It’s November, and Long-Term Care Awareness Month is well underway. Thanks to the efforts of organizations such as the American Association of Long-Term Care Insurance (AALTCI) and the LIFE Foundation, not to mention long-term care (LTC) carriers, more advisors and consumers are aware of the need for LTC planning.
In fact, the U.S. Senate even convened an LTC Commission this summer to make recommendations on how to deal with long-term care (or the more awkwardly named “long-term services and supports”) in the country. One critical part of that commission discussed how to finance long-term care. Not surprisingly, the answers split along ideological lines, with some of the commissioners supporting a new entitlement program and others promoting private financing.

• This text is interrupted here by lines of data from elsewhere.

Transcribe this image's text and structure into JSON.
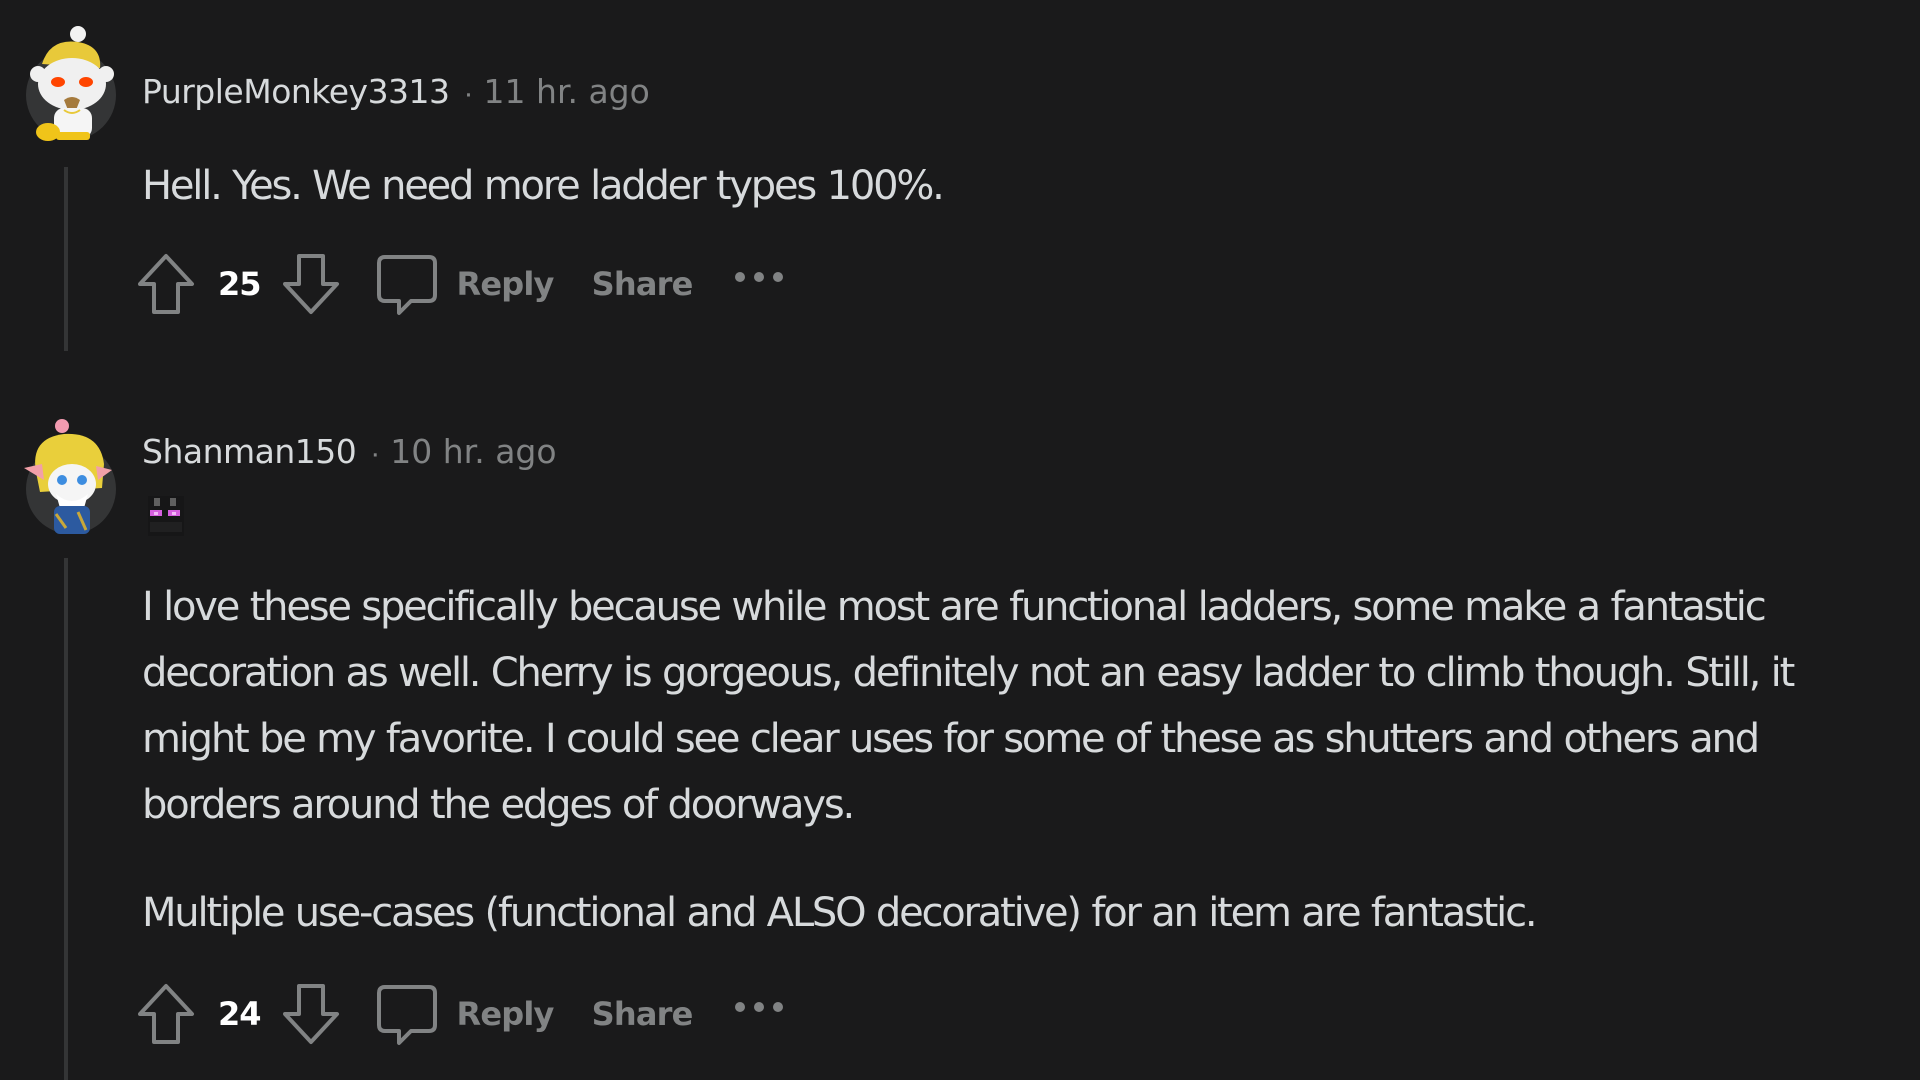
{
  "comments": [
    {
      "username": "PurpleMonkey3313",
      "separator": "·",
      "timestamp": "11 hr. ago",
      "avatar": "snoo-avatar-blonde-hair-red-eyes-icon",
      "flair": null,
      "body": [
        "Hell. Yes. We need more ladder types 100%."
      ],
      "score": "25",
      "actions": {
        "reply": "Reply",
        "share": "Share",
        "more": "more-options-icon"
      }
    },
    {
      "username": "Shanman150",
      "separator": "·",
      "timestamp": "10 hr. ago",
      "avatar": "snoo-avatar-blonde-hair-blue-armor-icon",
      "flair": "enderman-head-flair-icon",
      "body": [
        "I love these specifically because while most are functional ladders, some make a fantastic decoration as well. Cherry is gorgeous, definitely not an easy ladder to climb though. Still, it might be my favorite. I could see clear uses for some of these as shutters and others and borders around the edges of doorways.",
        "Multiple use-cases (functional and ALSO decorative) for an item are fantastic."
      ],
      "score": "24",
      "actions": {
        "reply": "Reply",
        "share": "Share",
        "more": "more-options-icon"
      }
    }
  ],
  "colors": {
    "background": "#1a1a1b",
    "text_primary": "#d7dadc",
    "text_secondary": "#818384",
    "thread_line": "#343536",
    "score": "#ffffff"
  }
}
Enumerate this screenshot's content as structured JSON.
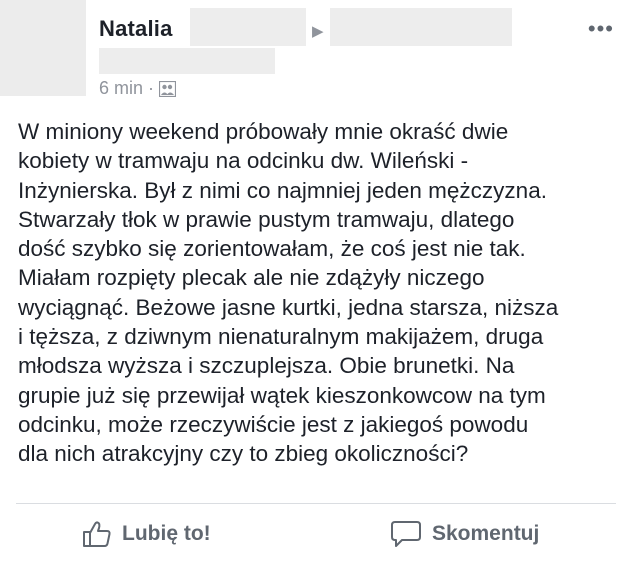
{
  "post": {
    "author": "Natalia",
    "time": "6 min",
    "separator": "·",
    "more_label": "•••",
    "arrow": "▶",
    "audience_icon": "group-icon",
    "body": "W miniony weekend próbowały mnie okraść dwie\nkobiety w tramwaju na odcinku dw. Wileński -\nInżynierska. Był z nimi co najmniej jeden mężczyzna.\nStwarzały tłok w prawie pustym tramwaju, dlatego\ndość szybko się zorientowałam, że coś jest nie tak.\nMiałam rozpięty plecak ale nie zdążyły niczego\nwyciągnąć. Beżowe jasne kurtki, jedna starsza, niższa\ni tęższa, z dziwnym nienaturalnym makijażem, druga\nmłodsza wyższa i szczuplejsza. Obie brunetki. Na\ngrupie już się przewijał wątek kieszonkowcow na tym\nodcinku, może rzeczywiście jest z jakiegoś powodu\ndla nich atrakcyjny czy to zbieg okoliczności?"
  },
  "actions": {
    "like_label": "Lubię to!",
    "comment_label": "Skomentuj"
  },
  "colors": {
    "text": "#1d2129",
    "muted": "#606770",
    "meta": "#90949c",
    "redaction": "#ededed"
  }
}
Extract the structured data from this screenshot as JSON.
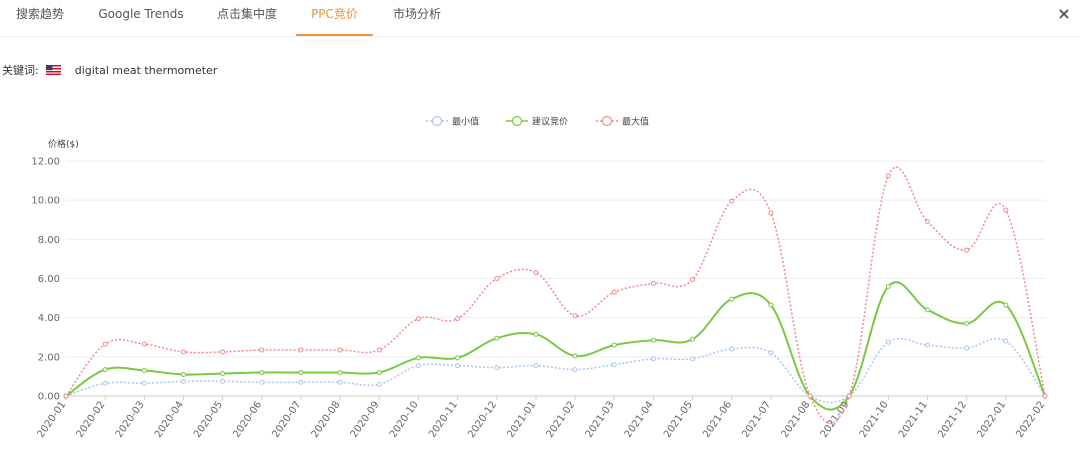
{
  "tabs": [
    {
      "label": "搜索趋势",
      "active": false
    },
    {
      "label": "Google Trends",
      "active": false
    },
    {
      "label": "点击集中度",
      "active": false
    },
    {
      "label": "PPC竞价",
      "active": true
    },
    {
      "label": "市场分析",
      "active": false
    }
  ],
  "close_icon": "×",
  "keyword": {
    "label": "关键词:",
    "flag": "us-flag-icon",
    "term": "digital meat thermometer"
  },
  "colors": {
    "accent": "#f0923c",
    "min": "#a9c6f0",
    "suggested": "#7ac943",
    "max": "#f08a8a"
  },
  "chart_data": {
    "type": "line",
    "ylabel": "价格($)",
    "ylim": [
      0,
      12
    ],
    "yticks": [
      "0.00",
      "2.00",
      "4.00",
      "6.00",
      "8.00",
      "10.00",
      "12.00"
    ],
    "legend_position": "top-center",
    "categories": [
      "2020-01",
      "2020-02",
      "2020-03",
      "2020-04",
      "2020-05",
      "2020-06",
      "2020-07",
      "2020-08",
      "2020-09",
      "2020-10",
      "2020-11",
      "2020-12",
      "2021-01",
      "2021-02",
      "2021-03",
      "2021-04",
      "2021-05",
      "2021-06",
      "2021-07",
      "2021-08",
      "2021-09",
      "2021-10",
      "2021-11",
      "2021-12",
      "2022-01",
      "2022-02"
    ],
    "series": [
      {
        "name": "最小值",
        "style": "dotted",
        "values": [
          0.0,
          0.65,
          0.65,
          0.75,
          0.75,
          0.7,
          0.7,
          0.7,
          0.6,
          1.55,
          1.55,
          1.45,
          1.55,
          1.35,
          1.6,
          1.9,
          1.9,
          2.4,
          2.2,
          0.0,
          0.0,
          2.75,
          2.6,
          2.45,
          2.8,
          0.0
        ]
      },
      {
        "name": "建议竞价",
        "style": "solid",
        "values": [
          0.0,
          1.35,
          1.3,
          1.1,
          1.15,
          1.2,
          1.2,
          1.2,
          1.2,
          1.95,
          1.95,
          2.95,
          3.15,
          2.05,
          2.6,
          2.85,
          2.9,
          4.95,
          4.65,
          0.0,
          0.0,
          5.6,
          4.4,
          3.7,
          4.65,
          0.0
        ]
      },
      {
        "name": "最大值",
        "style": "dotted",
        "values": [
          0.0,
          2.65,
          2.65,
          2.25,
          2.25,
          2.35,
          2.35,
          2.35,
          2.35,
          3.95,
          3.95,
          6.0,
          6.3,
          4.1,
          5.3,
          5.75,
          5.95,
          9.95,
          9.35,
          0.0,
          0.0,
          11.25,
          8.9,
          7.45,
          9.5,
          0.0
        ]
      }
    ]
  }
}
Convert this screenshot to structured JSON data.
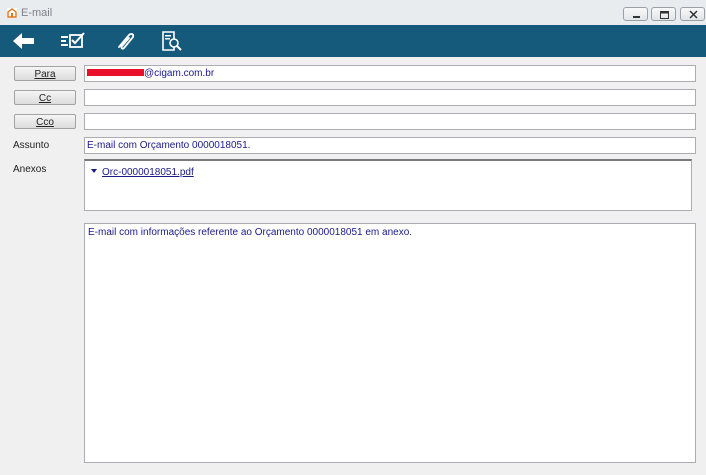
{
  "window": {
    "title": "E-mail",
    "icon": "app-icon"
  },
  "toolbar": {
    "items": [
      {
        "name": "back-arrow-icon"
      },
      {
        "name": "send-checklist-icon"
      },
      {
        "name": "paperclip-icon"
      },
      {
        "name": "document-search-icon"
      }
    ],
    "background": "#155a7b"
  },
  "form": {
    "para_label": "Para",
    "cc_label": "Cc",
    "cco_label": "Cco",
    "para_value_domain": "@cigam.com.br",
    "cc_value": "",
    "cco_value": "",
    "assunto_label": "Assunto",
    "assunto_value": "E-mail com Orçamento 0000018051.",
    "anexos_label": "Anexos",
    "attachments": [
      "Orc-0000018051.pdf"
    ],
    "body": "E-mail com informações referente ao Orçamento 0000018051 em anexo."
  },
  "colors": {
    "text_blue": "#1a1a8a",
    "redaction": "#e8102b"
  }
}
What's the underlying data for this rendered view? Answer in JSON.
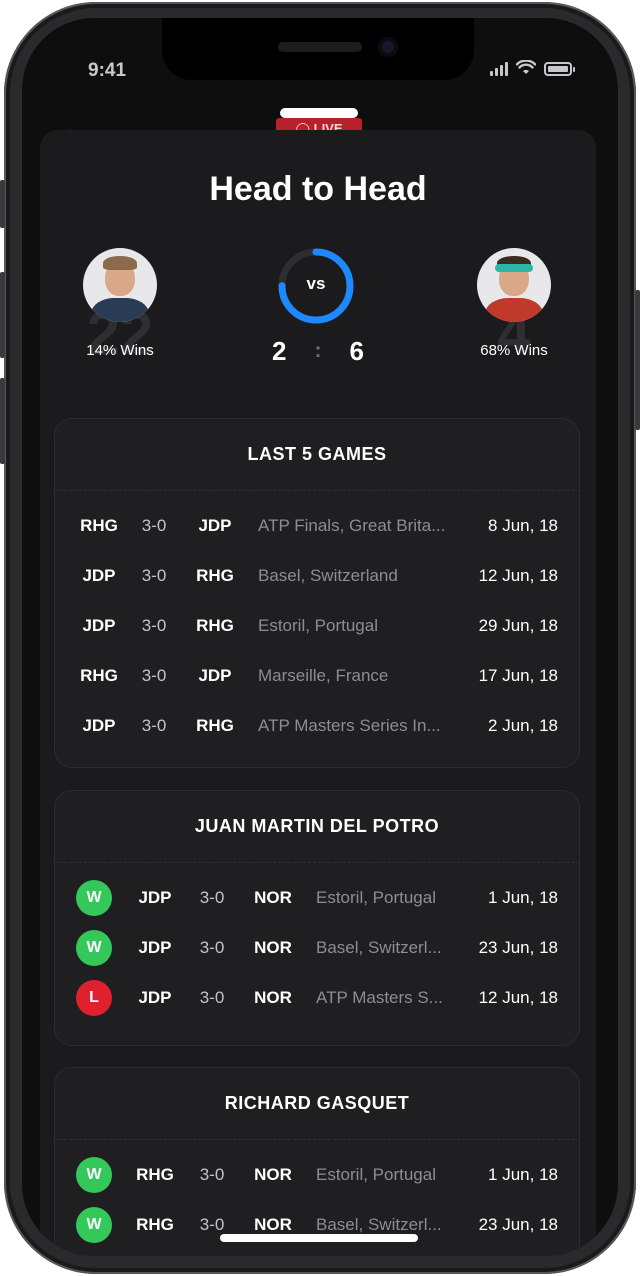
{
  "status": {
    "time": "9:41"
  },
  "background": {
    "back_glyph": "‹",
    "live_label": "◯ LIVE"
  },
  "sheet": {
    "title": "Head to Head"
  },
  "players": {
    "left": {
      "number": "22",
      "wins": "14% Wins",
      "shirt_color": "#2a3c55",
      "hair_color": "#8a6a4a"
    },
    "right": {
      "number": "4",
      "wins": "68% Wins",
      "shirt_color": "#c0392b",
      "hair_color": "#3b2a1f"
    }
  },
  "vs": {
    "label": "vs",
    "left_score": "2",
    "separator": ":",
    "right_score": "6",
    "ring_fraction": 0.75,
    "ring_color": "#1e88ff"
  },
  "last_games": {
    "title": "LAST 5 GAMES",
    "rows": [
      {
        "p1": "RHG",
        "score": "3-0",
        "p2": "JDP",
        "event": "ATP Finals, Great Brita...",
        "date": "8 Jun, 18"
      },
      {
        "p1": "JDP",
        "score": "3-0",
        "p2": "RHG",
        "event": "Basel, Switzerland",
        "date": "12 Jun, 18"
      },
      {
        "p1": "JDP",
        "score": "3-0",
        "p2": "RHG",
        "event": "Estoril, Portugal",
        "date": "29 Jun, 18"
      },
      {
        "p1": "RHG",
        "score": "3-0",
        "p2": "JDP",
        "event": "Marseille, France",
        "date": "17 Jun, 18"
      },
      {
        "p1": "JDP",
        "score": "3-0",
        "p2": "RHG",
        "event": "ATP Masters Series In...",
        "date": "2 Jun, 18"
      }
    ]
  },
  "potro": {
    "title": "JUAN MARTIN DEL POTRO",
    "rows": [
      {
        "result": "W",
        "p1": "JDP",
        "score": "3-0",
        "p2": "NOR",
        "event": "Estoril, Portugal",
        "date": "1 Jun, 18"
      },
      {
        "result": "W",
        "p1": "JDP",
        "score": "3-0",
        "p2": "NOR",
        "event": "Basel, Switzerl...",
        "date": "23 Jun, 18"
      },
      {
        "result": "L",
        "p1": "JDP",
        "score": "3-0",
        "p2": "NOR",
        "event": "ATP Masters S...",
        "date": "12 Jun, 18"
      }
    ]
  },
  "gasquet": {
    "title": "RICHARD GASQUET",
    "rows": [
      {
        "result": "W",
        "p1": "RHG",
        "score": "3-0",
        "p2": "NOR",
        "event": "Estoril, Portugal",
        "date": "1 Jun, 18"
      },
      {
        "result": "W",
        "p1": "RHG",
        "score": "3-0",
        "p2": "NOR",
        "event": "Basel, Switzerl...",
        "date": "23 Jun, 18"
      }
    ]
  },
  "colors": {
    "win": "#34c759",
    "loss": "#e0202e",
    "accent": "#1e88ff"
  }
}
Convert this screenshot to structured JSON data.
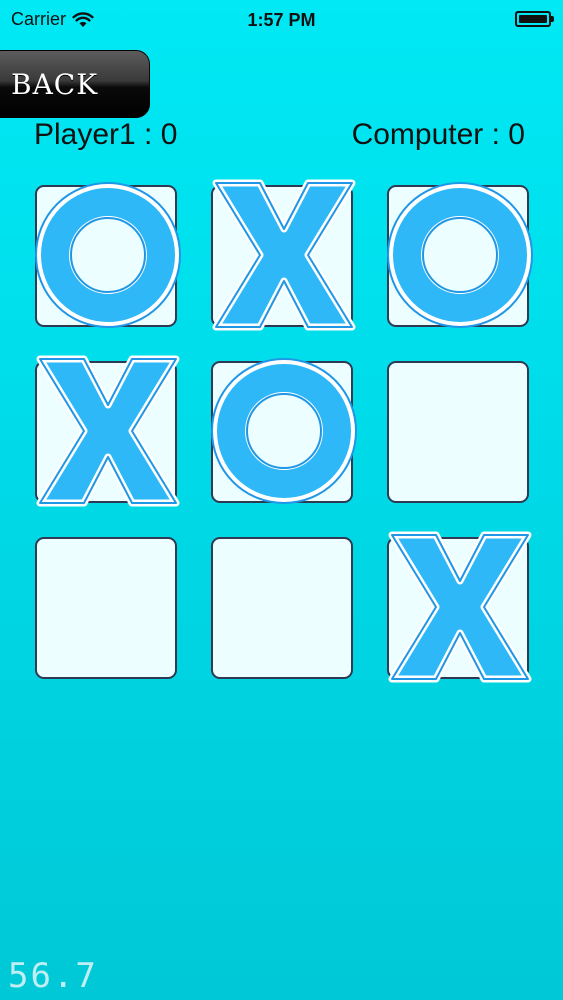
{
  "status_bar": {
    "carrier": "Carrier",
    "time": "1:57 PM",
    "icons": [
      "wifi-icon",
      "battery-icon"
    ]
  },
  "back_button": {
    "label": "BACK"
  },
  "scores": {
    "player_label": "Player1  : 0",
    "computer_label": "Computer : 0"
  },
  "board": {
    "cells": [
      "O",
      "X",
      "O",
      "X",
      "O",
      "",
      "",
      "",
      "X"
    ]
  },
  "fps": "56.7",
  "colors": {
    "background_top": "#00e9f4",
    "background_bottom": "#00c8d6",
    "mark_fill": "#2fb8f7",
    "cell_fill": "#ecfeff",
    "cell_border": "#2d3a52"
  }
}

Fortunately, once those advisors and policyholders find out what a new policy costs today (which is much higher), they normally are willing to pay the increased premium.
From a plan design perspective, LTC policies no longer offer the popular “lifetime” benefit that was loved by consumers and feared by carriers. The most up-to-date products today allow a purchaser to select a total pool of money, say from $100,000 to $1 million. That pool can be used in the future for care, up to monthly withdrawal limits either expressed on a percentage of the pool basis or a monthly maximum.
In addition, linked policies work as a form of leveraged self-insurance. The policyholder is accessing the premium deposit first, through the acceleration of a benefit rider, before accessing the extension of benefit riders.
What are upcoming trends with these products? Although the current plans are mostly single-premium policies, there are more policies that are multi-pay plans, such as a 10-pay plan, that are becoming available.